• Task brief: Your answer should consist of each line from the data below that contains "first".

• Extracted records:

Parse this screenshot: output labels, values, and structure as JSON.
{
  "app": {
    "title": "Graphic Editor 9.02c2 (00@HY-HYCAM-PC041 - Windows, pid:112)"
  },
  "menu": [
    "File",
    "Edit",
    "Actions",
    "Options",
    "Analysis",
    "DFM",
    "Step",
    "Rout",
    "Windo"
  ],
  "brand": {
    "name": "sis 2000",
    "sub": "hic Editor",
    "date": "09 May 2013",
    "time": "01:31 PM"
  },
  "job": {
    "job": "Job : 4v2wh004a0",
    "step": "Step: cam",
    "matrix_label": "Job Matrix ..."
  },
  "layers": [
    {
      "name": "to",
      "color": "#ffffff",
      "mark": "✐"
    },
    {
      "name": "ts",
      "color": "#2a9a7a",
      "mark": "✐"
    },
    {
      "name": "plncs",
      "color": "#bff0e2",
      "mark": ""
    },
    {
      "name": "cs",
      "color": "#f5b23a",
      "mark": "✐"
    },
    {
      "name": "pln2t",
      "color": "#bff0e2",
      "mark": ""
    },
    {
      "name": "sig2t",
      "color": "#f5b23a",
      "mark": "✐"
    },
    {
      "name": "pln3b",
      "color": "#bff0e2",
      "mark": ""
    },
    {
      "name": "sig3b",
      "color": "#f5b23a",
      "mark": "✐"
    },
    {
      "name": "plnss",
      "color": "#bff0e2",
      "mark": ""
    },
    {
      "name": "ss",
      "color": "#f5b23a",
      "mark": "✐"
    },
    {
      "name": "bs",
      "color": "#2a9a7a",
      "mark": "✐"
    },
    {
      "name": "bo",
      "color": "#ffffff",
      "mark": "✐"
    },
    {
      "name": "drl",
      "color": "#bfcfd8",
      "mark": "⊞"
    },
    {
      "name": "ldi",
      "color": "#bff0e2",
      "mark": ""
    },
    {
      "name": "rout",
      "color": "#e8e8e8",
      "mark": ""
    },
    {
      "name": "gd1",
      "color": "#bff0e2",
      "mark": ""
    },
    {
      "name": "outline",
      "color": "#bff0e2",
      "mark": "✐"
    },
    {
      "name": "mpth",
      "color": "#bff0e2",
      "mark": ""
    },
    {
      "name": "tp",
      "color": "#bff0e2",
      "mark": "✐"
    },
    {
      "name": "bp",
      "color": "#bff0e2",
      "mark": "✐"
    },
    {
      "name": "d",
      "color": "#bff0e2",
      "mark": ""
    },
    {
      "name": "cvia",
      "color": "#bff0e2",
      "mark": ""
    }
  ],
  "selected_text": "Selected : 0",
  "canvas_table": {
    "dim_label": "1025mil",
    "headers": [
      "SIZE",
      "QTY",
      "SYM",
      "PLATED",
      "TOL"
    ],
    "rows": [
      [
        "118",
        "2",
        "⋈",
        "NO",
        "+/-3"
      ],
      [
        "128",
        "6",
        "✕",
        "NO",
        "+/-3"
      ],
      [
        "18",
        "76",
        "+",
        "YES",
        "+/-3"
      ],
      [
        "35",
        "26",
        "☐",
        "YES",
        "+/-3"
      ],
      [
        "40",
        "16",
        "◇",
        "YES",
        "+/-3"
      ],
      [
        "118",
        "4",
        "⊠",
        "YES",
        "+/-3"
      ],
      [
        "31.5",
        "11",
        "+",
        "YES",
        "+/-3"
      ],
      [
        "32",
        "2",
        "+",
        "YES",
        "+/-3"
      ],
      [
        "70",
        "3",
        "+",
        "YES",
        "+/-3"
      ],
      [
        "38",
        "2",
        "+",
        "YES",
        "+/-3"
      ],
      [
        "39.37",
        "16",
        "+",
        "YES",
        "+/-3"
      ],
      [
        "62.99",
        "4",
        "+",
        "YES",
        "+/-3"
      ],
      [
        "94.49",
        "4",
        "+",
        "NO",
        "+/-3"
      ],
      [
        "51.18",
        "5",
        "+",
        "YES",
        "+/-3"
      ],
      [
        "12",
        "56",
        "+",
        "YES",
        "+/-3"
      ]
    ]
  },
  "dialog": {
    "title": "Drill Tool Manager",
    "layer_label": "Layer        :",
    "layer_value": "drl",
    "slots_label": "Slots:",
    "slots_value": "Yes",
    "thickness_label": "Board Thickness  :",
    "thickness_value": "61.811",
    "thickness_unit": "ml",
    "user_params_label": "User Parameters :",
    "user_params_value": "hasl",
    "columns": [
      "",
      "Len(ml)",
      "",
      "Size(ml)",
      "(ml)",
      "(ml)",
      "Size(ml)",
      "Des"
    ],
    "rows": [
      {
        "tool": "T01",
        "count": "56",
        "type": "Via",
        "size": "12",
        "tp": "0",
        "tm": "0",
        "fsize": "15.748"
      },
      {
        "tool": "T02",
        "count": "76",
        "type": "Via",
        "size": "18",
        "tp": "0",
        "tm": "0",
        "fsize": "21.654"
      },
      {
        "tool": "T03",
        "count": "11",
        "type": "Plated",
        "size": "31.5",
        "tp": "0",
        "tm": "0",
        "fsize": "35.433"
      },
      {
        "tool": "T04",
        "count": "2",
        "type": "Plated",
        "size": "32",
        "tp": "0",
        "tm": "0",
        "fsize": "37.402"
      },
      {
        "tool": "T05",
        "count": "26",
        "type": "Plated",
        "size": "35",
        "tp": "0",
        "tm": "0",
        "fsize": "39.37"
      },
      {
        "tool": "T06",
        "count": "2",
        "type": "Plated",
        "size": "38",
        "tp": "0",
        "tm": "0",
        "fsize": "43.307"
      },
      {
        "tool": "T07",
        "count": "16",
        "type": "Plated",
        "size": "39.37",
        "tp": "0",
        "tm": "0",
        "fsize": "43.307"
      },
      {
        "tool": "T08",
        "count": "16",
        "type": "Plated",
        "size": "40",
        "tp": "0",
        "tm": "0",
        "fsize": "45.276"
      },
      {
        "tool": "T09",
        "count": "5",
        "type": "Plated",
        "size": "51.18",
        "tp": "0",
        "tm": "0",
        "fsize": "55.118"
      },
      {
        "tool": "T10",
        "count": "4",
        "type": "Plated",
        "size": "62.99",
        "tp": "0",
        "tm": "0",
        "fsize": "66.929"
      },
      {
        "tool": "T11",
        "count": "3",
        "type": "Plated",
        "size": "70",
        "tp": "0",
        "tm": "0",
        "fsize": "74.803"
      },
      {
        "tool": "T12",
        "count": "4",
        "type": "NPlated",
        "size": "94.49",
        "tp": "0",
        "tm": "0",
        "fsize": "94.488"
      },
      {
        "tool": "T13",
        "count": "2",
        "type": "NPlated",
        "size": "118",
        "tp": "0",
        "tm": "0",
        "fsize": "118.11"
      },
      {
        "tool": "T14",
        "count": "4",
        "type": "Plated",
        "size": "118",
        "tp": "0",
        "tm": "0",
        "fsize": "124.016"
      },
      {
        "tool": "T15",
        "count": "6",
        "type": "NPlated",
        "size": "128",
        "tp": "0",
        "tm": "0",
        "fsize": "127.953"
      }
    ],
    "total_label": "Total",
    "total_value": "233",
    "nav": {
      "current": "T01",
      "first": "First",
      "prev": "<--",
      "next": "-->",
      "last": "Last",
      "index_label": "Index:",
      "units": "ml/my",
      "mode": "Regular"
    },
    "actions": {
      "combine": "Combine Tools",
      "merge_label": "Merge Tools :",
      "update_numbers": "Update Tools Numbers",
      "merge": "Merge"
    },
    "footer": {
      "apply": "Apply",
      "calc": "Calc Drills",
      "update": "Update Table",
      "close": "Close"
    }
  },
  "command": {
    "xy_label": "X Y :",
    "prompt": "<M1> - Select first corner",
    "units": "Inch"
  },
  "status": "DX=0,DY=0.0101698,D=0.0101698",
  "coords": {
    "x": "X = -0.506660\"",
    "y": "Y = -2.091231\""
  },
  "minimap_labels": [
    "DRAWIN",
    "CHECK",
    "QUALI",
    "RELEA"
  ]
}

• Exercise answer:
      "first": "First",
    "prompt": "<M1> - Select first corner",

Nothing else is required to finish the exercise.